→ **What the exercise asks**:
Every line of the data, first to last, must be written out unchanged.

··· Source data

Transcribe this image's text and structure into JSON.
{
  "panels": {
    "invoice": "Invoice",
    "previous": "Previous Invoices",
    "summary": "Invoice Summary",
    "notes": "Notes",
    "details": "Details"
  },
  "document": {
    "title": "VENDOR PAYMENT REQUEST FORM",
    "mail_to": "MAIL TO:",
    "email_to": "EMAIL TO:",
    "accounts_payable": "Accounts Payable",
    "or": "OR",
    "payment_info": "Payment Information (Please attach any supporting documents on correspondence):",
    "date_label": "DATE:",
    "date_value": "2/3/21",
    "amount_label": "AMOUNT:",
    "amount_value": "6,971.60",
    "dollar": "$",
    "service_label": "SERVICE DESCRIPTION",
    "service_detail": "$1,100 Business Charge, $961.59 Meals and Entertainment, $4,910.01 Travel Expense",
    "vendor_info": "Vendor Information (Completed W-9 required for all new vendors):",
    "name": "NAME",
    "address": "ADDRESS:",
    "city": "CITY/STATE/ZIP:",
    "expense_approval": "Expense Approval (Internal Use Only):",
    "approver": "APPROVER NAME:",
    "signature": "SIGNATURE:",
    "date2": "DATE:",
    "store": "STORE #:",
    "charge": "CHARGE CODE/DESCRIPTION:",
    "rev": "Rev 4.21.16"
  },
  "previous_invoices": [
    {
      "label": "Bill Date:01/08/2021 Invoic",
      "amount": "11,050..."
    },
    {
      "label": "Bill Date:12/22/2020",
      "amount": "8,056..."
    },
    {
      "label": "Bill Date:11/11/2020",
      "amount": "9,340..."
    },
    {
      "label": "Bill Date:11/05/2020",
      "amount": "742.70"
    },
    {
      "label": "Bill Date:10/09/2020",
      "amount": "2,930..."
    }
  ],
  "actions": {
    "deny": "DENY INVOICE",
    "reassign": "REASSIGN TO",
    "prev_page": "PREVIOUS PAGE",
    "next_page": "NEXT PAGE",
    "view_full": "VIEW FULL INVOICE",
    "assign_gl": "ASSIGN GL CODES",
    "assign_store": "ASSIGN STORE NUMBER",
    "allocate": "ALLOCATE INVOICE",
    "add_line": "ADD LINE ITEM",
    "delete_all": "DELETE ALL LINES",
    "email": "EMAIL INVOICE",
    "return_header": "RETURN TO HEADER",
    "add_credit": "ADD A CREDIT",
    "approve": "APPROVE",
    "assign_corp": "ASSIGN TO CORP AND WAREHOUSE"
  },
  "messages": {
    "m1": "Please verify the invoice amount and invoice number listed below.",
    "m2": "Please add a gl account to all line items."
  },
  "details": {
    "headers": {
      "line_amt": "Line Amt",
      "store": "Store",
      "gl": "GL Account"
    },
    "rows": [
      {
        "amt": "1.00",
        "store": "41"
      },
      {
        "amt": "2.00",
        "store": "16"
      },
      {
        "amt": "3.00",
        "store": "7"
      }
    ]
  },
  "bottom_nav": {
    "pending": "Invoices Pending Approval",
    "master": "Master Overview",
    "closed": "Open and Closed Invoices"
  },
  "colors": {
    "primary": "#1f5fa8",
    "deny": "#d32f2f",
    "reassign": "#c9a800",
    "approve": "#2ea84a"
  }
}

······

→ **Answer area**:
Transcribe this image's text and structure into JSON.
{
  "panels": {
    "invoice": "Invoice",
    "previous": "Previous Invoices",
    "summary": "Invoice Summary",
    "notes": "Notes",
    "details": "Details"
  },
  "document": {
    "title": "VENDOR PAYMENT REQUEST FORM",
    "mail_to": "MAIL TO:",
    "email_to": "EMAIL TO:",
    "accounts_payable": "Accounts Payable",
    "or": "OR",
    "payment_info": "Payment Information (Please attach any supporting documents on correspondence):",
    "date_label": "DATE:",
    "date_value": "2/3/21",
    "amount_label": "AMOUNT:",
    "amount_value": "6,971.60",
    "dollar": "$",
    "service_label": "SERVICE DESCRIPTION",
    "service_detail": "$1,100 Business Charge, $961.59 Meals and Entertainment, $4,910.01 Travel Expense",
    "vendor_info": "Vendor Information (Completed W-9 required for all new vendors):",
    "name": "NAME",
    "address": "ADDRESS:",
    "city": "CITY/STATE/ZIP:",
    "expense_approval": "Expense Approval (Internal Use Only):",
    "approver": "APPROVER NAME:",
    "signature": "SIGNATURE:",
    "date2": "DATE:",
    "store": "STORE #:",
    "charge": "CHARGE CODE/DESCRIPTION:",
    "rev": "Rev 4.21.16"
  },
  "previous_invoices": [
    {
      "label": "Bill Date:01/08/2021 Invoic",
      "amount": "11,050..."
    },
    {
      "label": "Bill Date:12/22/2020",
      "amount": "8,056..."
    },
    {
      "label": "Bill Date:11/11/2020",
      "amount": "9,340..."
    },
    {
      "label": "Bill Date:11/05/2020",
      "amount": "742.70"
    },
    {
      "label": "Bill Date:10/09/2020",
      "amount": "2,930..."
    }
  ],
  "actions": {
    "deny": "DENY INVOICE",
    "reassign": "REASSIGN TO",
    "prev_page": "PREVIOUS PAGE",
    "next_page": "NEXT PAGE",
    "view_full": "VIEW FULL INVOICE",
    "assign_gl": "ASSIGN GL CODES",
    "assign_store": "ASSIGN STORE NUMBER",
    "allocate": "ALLOCATE INVOICE",
    "add_line": "ADD LINE ITEM",
    "delete_all": "DELETE ALL LINES",
    "email": "EMAIL INVOICE",
    "return_header": "RETURN TO HEADER",
    "add_credit": "ADD A CREDIT",
    "approve": "APPROVE",
    "assign_corp": "ASSIGN TO CORP AND WAREHOUSE"
  },
  "messages": {
    "m1": "Please verify the invoice amount and invoice number listed below.",
    "m2": "Please add a gl account to all line items."
  },
  "details": {
    "headers": {
      "line_amt": "Line Amt",
      "store": "Store",
      "gl": "GL Account"
    },
    "rows": [
      {
        "amt": "1.00",
        "store": "41"
      },
      {
        "amt": "2.00",
        "store": "16"
      },
      {
        "amt": "3.00",
        "store": "7"
      }
    ]
  },
  "bottom_nav": {
    "pending": "Invoices Pending Approval",
    "master": "Master Overview",
    "closed": "Open and Closed Invoices"
  },
  "colors": {
    "primary": "#1f5fa8",
    "deny": "#d32f2f",
    "reassign": "#c9a800",
    "approve": "#2ea84a"
  }
}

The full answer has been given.